• What you should do
Return the whole listing exactly as it stands.

Segment Start: Dataset

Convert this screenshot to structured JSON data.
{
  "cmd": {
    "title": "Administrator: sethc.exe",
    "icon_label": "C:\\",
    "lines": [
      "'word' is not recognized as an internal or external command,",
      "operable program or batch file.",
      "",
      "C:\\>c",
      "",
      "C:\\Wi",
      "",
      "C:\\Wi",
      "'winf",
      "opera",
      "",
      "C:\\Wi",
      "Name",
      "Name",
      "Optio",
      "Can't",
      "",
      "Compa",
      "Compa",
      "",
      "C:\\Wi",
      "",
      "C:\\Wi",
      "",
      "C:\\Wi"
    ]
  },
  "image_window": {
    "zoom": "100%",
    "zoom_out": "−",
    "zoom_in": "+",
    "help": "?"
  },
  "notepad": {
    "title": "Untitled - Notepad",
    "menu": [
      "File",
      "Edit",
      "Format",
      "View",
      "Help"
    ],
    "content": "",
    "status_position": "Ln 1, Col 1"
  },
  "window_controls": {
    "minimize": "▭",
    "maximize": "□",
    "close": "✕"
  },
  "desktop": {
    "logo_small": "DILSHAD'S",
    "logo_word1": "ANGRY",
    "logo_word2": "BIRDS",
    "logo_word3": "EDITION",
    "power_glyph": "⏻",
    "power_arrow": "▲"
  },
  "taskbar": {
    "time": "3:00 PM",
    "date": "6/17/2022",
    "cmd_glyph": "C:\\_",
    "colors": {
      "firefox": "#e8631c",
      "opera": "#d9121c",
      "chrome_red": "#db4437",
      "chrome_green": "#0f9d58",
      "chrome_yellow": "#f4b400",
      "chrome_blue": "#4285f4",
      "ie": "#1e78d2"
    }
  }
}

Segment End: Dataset

• Task solution
Convert this screenshot to structured JSON data.
{
  "cmd": {
    "title": "Administrator: sethc.exe",
    "icon_label": "C:\\",
    "lines": [
      "'word' is not recognized as an internal or external command,",
      "operable program or batch file.",
      "",
      "C:\\>c",
      "",
      "C:\\Wi",
      "",
      "C:\\Wi",
      "'winf",
      "opera",
      "",
      "C:\\Wi",
      "Name",
      "Name",
      "Optio",
      "Can't",
      "",
      "Compa",
      "Compa",
      "",
      "C:\\Wi",
      "",
      "C:\\Wi",
      "",
      "C:\\Wi"
    ]
  },
  "image_window": {
    "zoom": "100%",
    "zoom_out": "−",
    "zoom_in": "+",
    "help": "?"
  },
  "notepad": {
    "title": "Untitled - Notepad",
    "menu": [
      "File",
      "Edit",
      "Format",
      "View",
      "Help"
    ],
    "content": "",
    "status_position": "Ln 1, Col 1"
  },
  "window_controls": {
    "minimize": "▭",
    "maximize": "□",
    "close": "✕"
  },
  "desktop": {
    "logo_small": "DILSHAD'S",
    "logo_word1": "ANGRY",
    "logo_word2": "BIRDS",
    "logo_word3": "EDITION",
    "power_glyph": "⏻",
    "power_arrow": "▲"
  },
  "taskbar": {
    "time": "3:00 PM",
    "date": "6/17/2022",
    "cmd_glyph": "C:\\_",
    "colors": {
      "firefox": "#e8631c",
      "opera": "#d9121c",
      "chrome_red": "#db4437",
      "chrome_green": "#0f9d58",
      "chrome_yellow": "#f4b400",
      "chrome_blue": "#4285f4",
      "ie": "#1e78d2"
    }
  }
}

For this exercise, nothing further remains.